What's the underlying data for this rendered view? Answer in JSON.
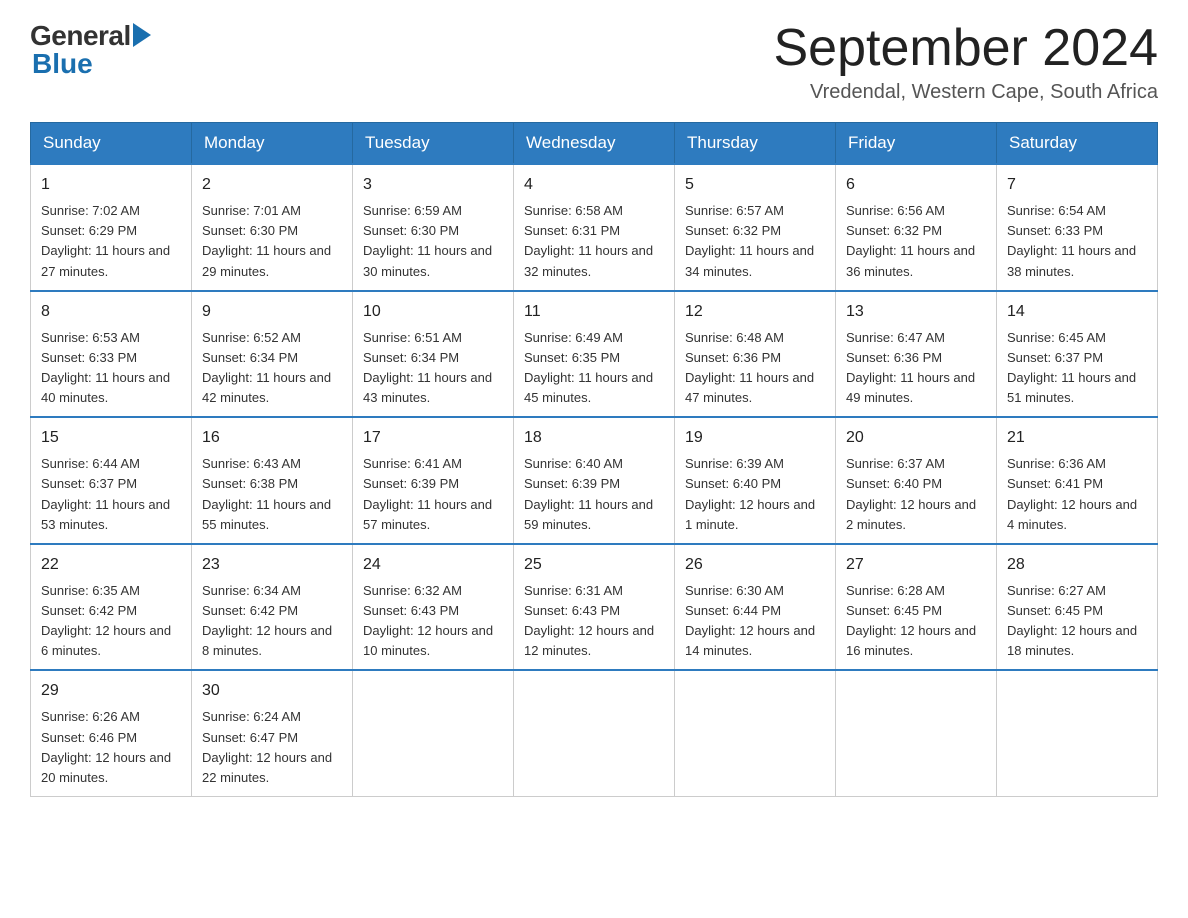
{
  "header": {
    "logo_general": "General",
    "logo_blue": "Blue",
    "month_title": "September 2024",
    "location": "Vredendal, Western Cape, South Africa"
  },
  "weekdays": [
    "Sunday",
    "Monday",
    "Tuesday",
    "Wednesday",
    "Thursday",
    "Friday",
    "Saturday"
  ],
  "weeks": [
    [
      {
        "day": "1",
        "sunrise": "7:02 AM",
        "sunset": "6:29 PM",
        "daylight": "11 hours and 27 minutes."
      },
      {
        "day": "2",
        "sunrise": "7:01 AM",
        "sunset": "6:30 PM",
        "daylight": "11 hours and 29 minutes."
      },
      {
        "day": "3",
        "sunrise": "6:59 AM",
        "sunset": "6:30 PM",
        "daylight": "11 hours and 30 minutes."
      },
      {
        "day": "4",
        "sunrise": "6:58 AM",
        "sunset": "6:31 PM",
        "daylight": "11 hours and 32 minutes."
      },
      {
        "day": "5",
        "sunrise": "6:57 AM",
        "sunset": "6:32 PM",
        "daylight": "11 hours and 34 minutes."
      },
      {
        "day": "6",
        "sunrise": "6:56 AM",
        "sunset": "6:32 PM",
        "daylight": "11 hours and 36 minutes."
      },
      {
        "day": "7",
        "sunrise": "6:54 AM",
        "sunset": "6:33 PM",
        "daylight": "11 hours and 38 minutes."
      }
    ],
    [
      {
        "day": "8",
        "sunrise": "6:53 AM",
        "sunset": "6:33 PM",
        "daylight": "11 hours and 40 minutes."
      },
      {
        "day": "9",
        "sunrise": "6:52 AM",
        "sunset": "6:34 PM",
        "daylight": "11 hours and 42 minutes."
      },
      {
        "day": "10",
        "sunrise": "6:51 AM",
        "sunset": "6:34 PM",
        "daylight": "11 hours and 43 minutes."
      },
      {
        "day": "11",
        "sunrise": "6:49 AM",
        "sunset": "6:35 PM",
        "daylight": "11 hours and 45 minutes."
      },
      {
        "day": "12",
        "sunrise": "6:48 AM",
        "sunset": "6:36 PM",
        "daylight": "11 hours and 47 minutes."
      },
      {
        "day": "13",
        "sunrise": "6:47 AM",
        "sunset": "6:36 PM",
        "daylight": "11 hours and 49 minutes."
      },
      {
        "day": "14",
        "sunrise": "6:45 AM",
        "sunset": "6:37 PM",
        "daylight": "11 hours and 51 minutes."
      }
    ],
    [
      {
        "day": "15",
        "sunrise": "6:44 AM",
        "sunset": "6:37 PM",
        "daylight": "11 hours and 53 minutes."
      },
      {
        "day": "16",
        "sunrise": "6:43 AM",
        "sunset": "6:38 PM",
        "daylight": "11 hours and 55 minutes."
      },
      {
        "day": "17",
        "sunrise": "6:41 AM",
        "sunset": "6:39 PM",
        "daylight": "11 hours and 57 minutes."
      },
      {
        "day": "18",
        "sunrise": "6:40 AM",
        "sunset": "6:39 PM",
        "daylight": "11 hours and 59 minutes."
      },
      {
        "day": "19",
        "sunrise": "6:39 AM",
        "sunset": "6:40 PM",
        "daylight": "12 hours and 1 minute."
      },
      {
        "day": "20",
        "sunrise": "6:37 AM",
        "sunset": "6:40 PM",
        "daylight": "12 hours and 2 minutes."
      },
      {
        "day": "21",
        "sunrise": "6:36 AM",
        "sunset": "6:41 PM",
        "daylight": "12 hours and 4 minutes."
      }
    ],
    [
      {
        "day": "22",
        "sunrise": "6:35 AM",
        "sunset": "6:42 PM",
        "daylight": "12 hours and 6 minutes."
      },
      {
        "day": "23",
        "sunrise": "6:34 AM",
        "sunset": "6:42 PM",
        "daylight": "12 hours and 8 minutes."
      },
      {
        "day": "24",
        "sunrise": "6:32 AM",
        "sunset": "6:43 PM",
        "daylight": "12 hours and 10 minutes."
      },
      {
        "day": "25",
        "sunrise": "6:31 AM",
        "sunset": "6:43 PM",
        "daylight": "12 hours and 12 minutes."
      },
      {
        "day": "26",
        "sunrise": "6:30 AM",
        "sunset": "6:44 PM",
        "daylight": "12 hours and 14 minutes."
      },
      {
        "day": "27",
        "sunrise": "6:28 AM",
        "sunset": "6:45 PM",
        "daylight": "12 hours and 16 minutes."
      },
      {
        "day": "28",
        "sunrise": "6:27 AM",
        "sunset": "6:45 PM",
        "daylight": "12 hours and 18 minutes."
      }
    ],
    [
      {
        "day": "29",
        "sunrise": "6:26 AM",
        "sunset": "6:46 PM",
        "daylight": "12 hours and 20 minutes."
      },
      {
        "day": "30",
        "sunrise": "6:24 AM",
        "sunset": "6:47 PM",
        "daylight": "12 hours and 22 minutes."
      },
      null,
      null,
      null,
      null,
      null
    ]
  ],
  "labels": {
    "sunrise": "Sunrise:",
    "sunset": "Sunset:",
    "daylight": "Daylight:"
  }
}
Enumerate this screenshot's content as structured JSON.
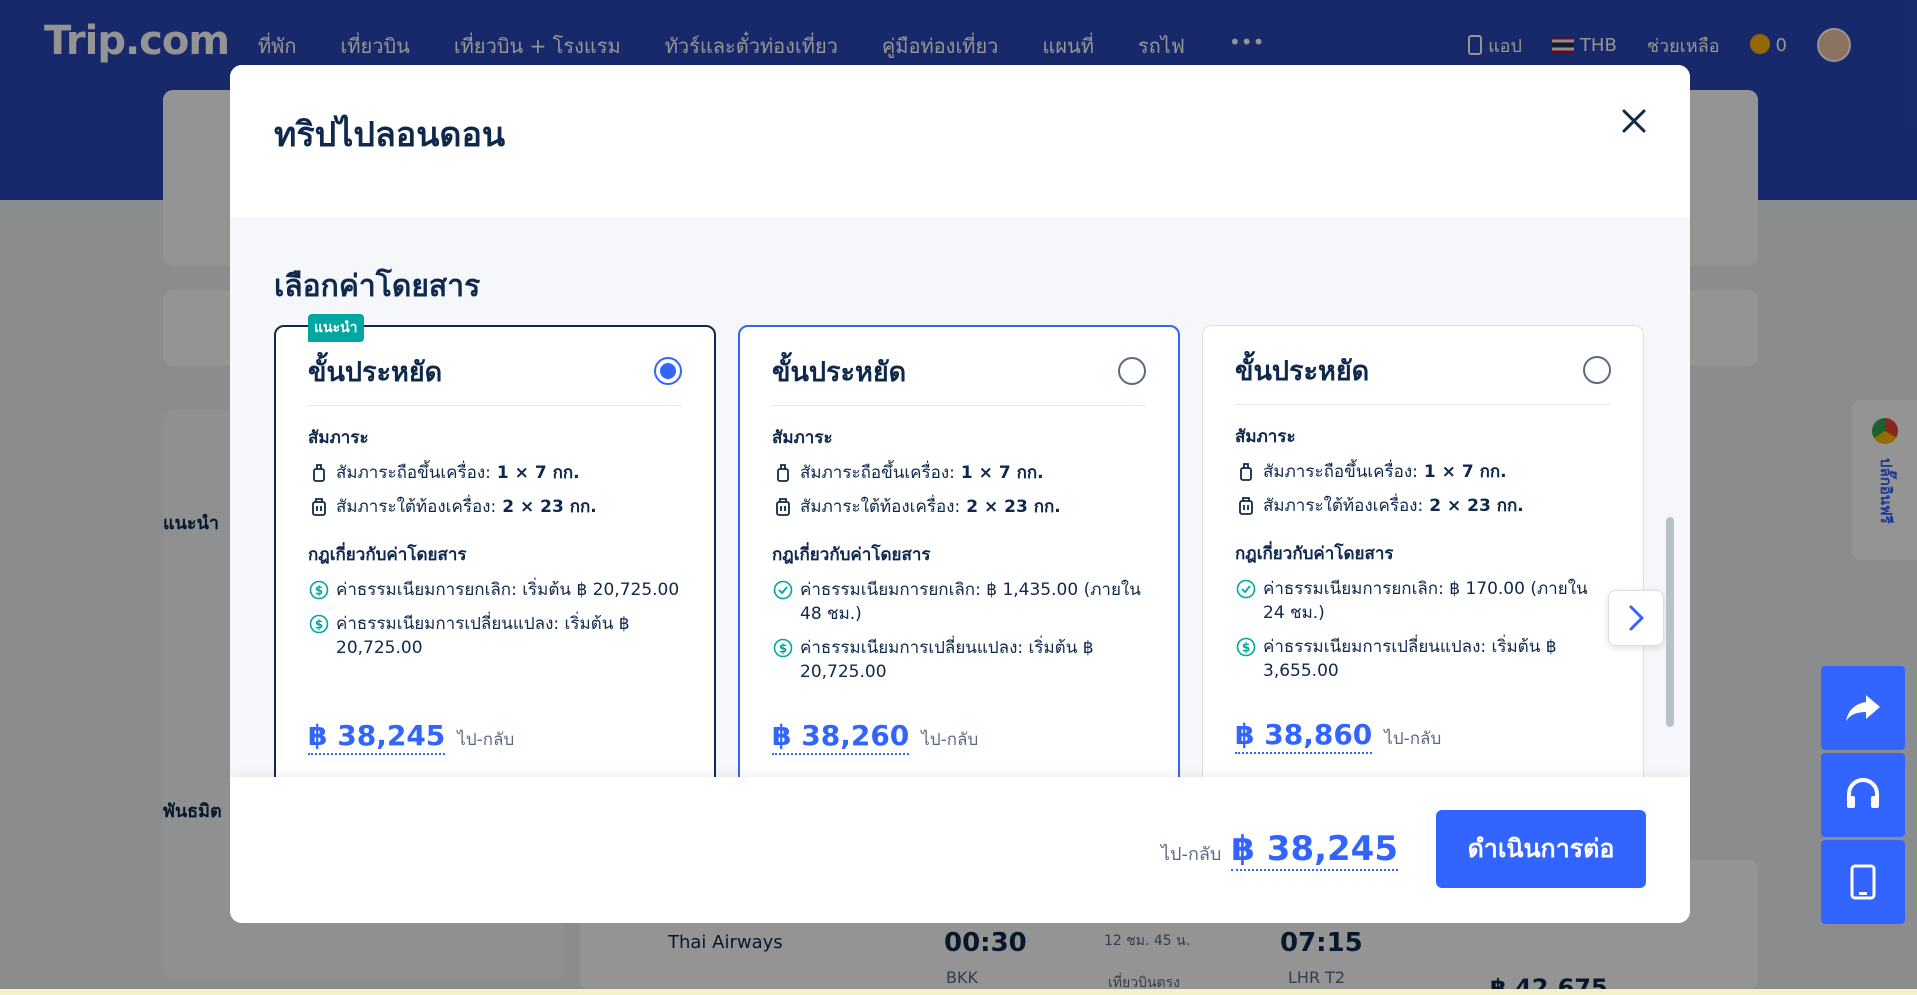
{
  "header": {
    "logo_main": "Trip",
    "logo_dot": ".com",
    "nav": [
      "ที่พัก",
      "เที่ยวบิน",
      "เที่ยวบิน + โรงแรม",
      "ทัวร์และตั๋วท่องเที่ยว",
      "คู่มือท่องเที่ยว",
      "แผนที่",
      "รถไฟ",
      "•••"
    ],
    "app_label": "แอป",
    "currency": "THB",
    "help": "ช่วยเหลือ",
    "coins": "0"
  },
  "background": {
    "filter_recommended": "แนะนำ",
    "filter_partners": "พันธมิต",
    "flight_airline": "Thai Airways",
    "flight_depart_time": "00:30",
    "flight_depart_airport": "BKK",
    "flight_duration": "12 ชม. 45 น.",
    "flight_type": "เที่ยวบินตรง",
    "flight_arrive_time": "07:15",
    "flight_arrive_airport": "LHR T2",
    "flight_price_partial": "฿ 42,675",
    "side_label": "ปลั๊กอินฟรี"
  },
  "modal": {
    "title": "ทริปไปลอนดอน",
    "section_title": "เลือกค่าโดยสาร",
    "cards": [
      {
        "badge": "แนะนำ",
        "class_name": "ขั้นประหยัด",
        "selected": true,
        "baggage_title": "สัมภาระ",
        "carry_on_label": "สัมภาระถือขึ้นเครื่อง:",
        "carry_on_value": "1 × 7 กก.",
        "checked_label": "สัมภาระใต้ท้องเครื่อง:",
        "checked_value": "2 × 23 กก.",
        "rules_title": "กฎเกี่ยวกับค่าโดยสาร",
        "cancel_fee": "ค่าธรรมเนียมการยกเลิก: เริ่มต้น ฿ 20,725.00",
        "change_fee": "ค่าธรรมเนียมการเปลี่ยนแปลง: เริ่มต้น ฿ 20,725.00",
        "price": "฿ 38,245",
        "price_sub": "ไป-กลับ"
      },
      {
        "badge": "",
        "class_name": "ขั้นประหยัด",
        "selected": false,
        "baggage_title": "สัมภาระ",
        "carry_on_label": "สัมภาระถือขึ้นเครื่อง:",
        "carry_on_value": "1 × 7 กก.",
        "checked_label": "สัมภาระใต้ท้องเครื่อง:",
        "checked_value": "2 × 23 กก.",
        "rules_title": "กฎเกี่ยวกับค่าโดยสาร",
        "cancel_fee": "ค่าธรรมเนียมการยกเลิก: ฿ 1,435.00 (ภายใน 48 ชม.)",
        "change_fee": "ค่าธรรมเนียมการเปลี่ยนแปลง: เริ่มต้น ฿ 20,725.00",
        "price": "฿ 38,260",
        "price_sub": "ไป-กลับ"
      },
      {
        "badge": "",
        "class_name": "ขั้นประหยัด",
        "selected": false,
        "baggage_title": "สัมภาระ",
        "carry_on_label": "สัมภาระถือขึ้นเครื่อง:",
        "carry_on_value": "1 × 7 กก.",
        "checked_label": "สัมภาระใต้ท้องเครื่อง:",
        "checked_value": "2 × 23 กก.",
        "rules_title": "กฎเกี่ยวกับค่าโดยสาร",
        "cancel_fee": "ค่าธรรมเนียมการยกเลิก: ฿ 170.00 (ภายใน 24 ชม.)",
        "change_fee": "ค่าธรรมเนียมการเปลี่ยนแปลง: เริ่มต้น ฿ 3,655.00",
        "price": "฿ 38,860",
        "price_sub": "ไป-กลับ"
      }
    ],
    "footer": {
      "total_sub": "ไป-กลับ",
      "total_price": "฿ 38,245",
      "continue_label": "ดำเนินการต่อ"
    }
  },
  "colors": {
    "brand": "#2948b8",
    "accent": "#3264ff",
    "text": "#0f294d",
    "badge": "#00a7a2"
  }
}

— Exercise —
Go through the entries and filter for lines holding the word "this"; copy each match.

— Response area —
What's the underlying data for this rendered view? Answer in JSON.
Enumerate this screenshot's content as structured JSON.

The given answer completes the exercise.